Overall, we may have a good end to the shoot, even though Gavin’s doing his usual “OK, we’re doing two versions of this” routine, which usually signals a lack of confidence or moment of indecision. It doesn’t feel like waffling today, it feels like proper coverage.
Soon enough Tinmar Aung is wrapped – no more. We stay with Gavin to shoot reverses – Tinmar Aung is clearly upset to leave. She’d like to be out all night, would like to be at the festival throwing darts, would like to play with Cecilia and not just do her lines in the film. This is quite possibly the most exciting thing that could happen in her life and it’s over. I mean, I hope not – I hope her life is filled with joys but where do they come from? Who can help with that?

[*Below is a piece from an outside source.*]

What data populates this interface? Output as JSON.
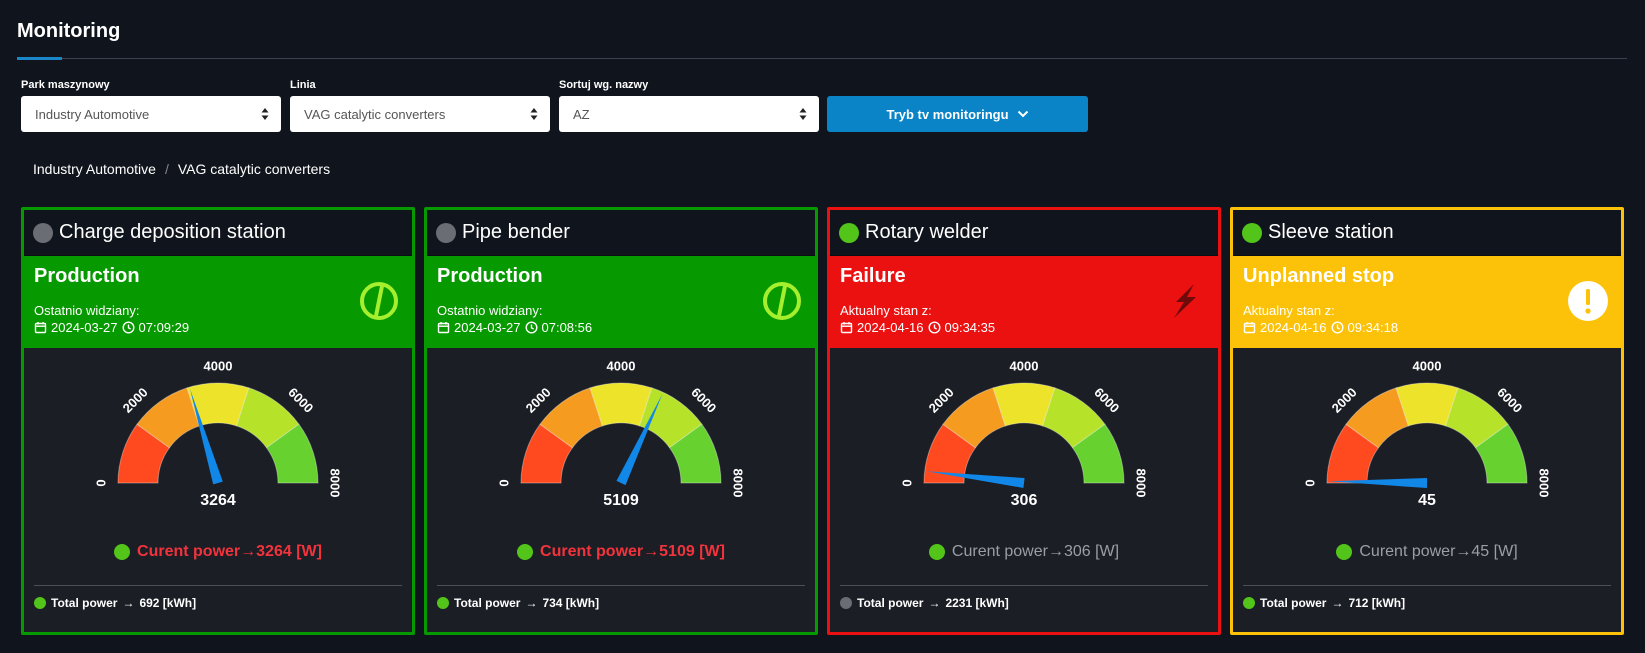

In two days we’re on a plane. I’m not suggesting that all her brightest days would have to come from our intervention. Mynamar is not so dire, and it actually looks quite hopeful in the next ten years of her life. But at this juncture we all feel so close to her that we want to be the source of her brighter days. I’m starting to feel very helpless about this.
Gilbert, however, we will not miss, and we’re stuck with him for the moment. Sean and Gavin struggle with a shot of Gilbert leaving the scene and walking home. It’s a bit tricky, and exactly what we should be shooting right now. The depth of field issues and the extreme lack of light and exposure in this situation are incredibly tough. So whereas we’re asking Gilbert to do the usual “walking around” thing without any lines or semblance of acting, the shots are necessary, and making them look good is of tantamount importance.
Sadly, Gilbert is also kind of tough to work with, and corralling him into the shot is hard enough on its own. We have, at one point, the beautiful big harvest moon at the top of our frame, but due to Gilbertness the earth turns and we lose it. Occasionally drunken assholes with nothing else to do stop and watch for a while. But they are mostly quiet at least. A couple guys hang out for a while, neither drunk nor assholes, just curious Burmese people who want to watch what we are doing. Thiha talks with them for a while, probably explaining what we’re up to. If Thiha’s OK with them, then we are too.
Of course Gavin pushes the whole thing until 10:40 PM, with 5 to 6 takes of everything. Gilbert’s a 5 or 6 take guy, but we’re just plain exhausted from this film, so it seems grim and typical that we should be up so late at the very end squeezing the last few ergs of energy out of everyone like this. When we wrap, we’re all glad it’s over. Back to the hotel I try to crash for as long as I can before Gavin gets us all up for these ridiculous “town waking up” shots he wants.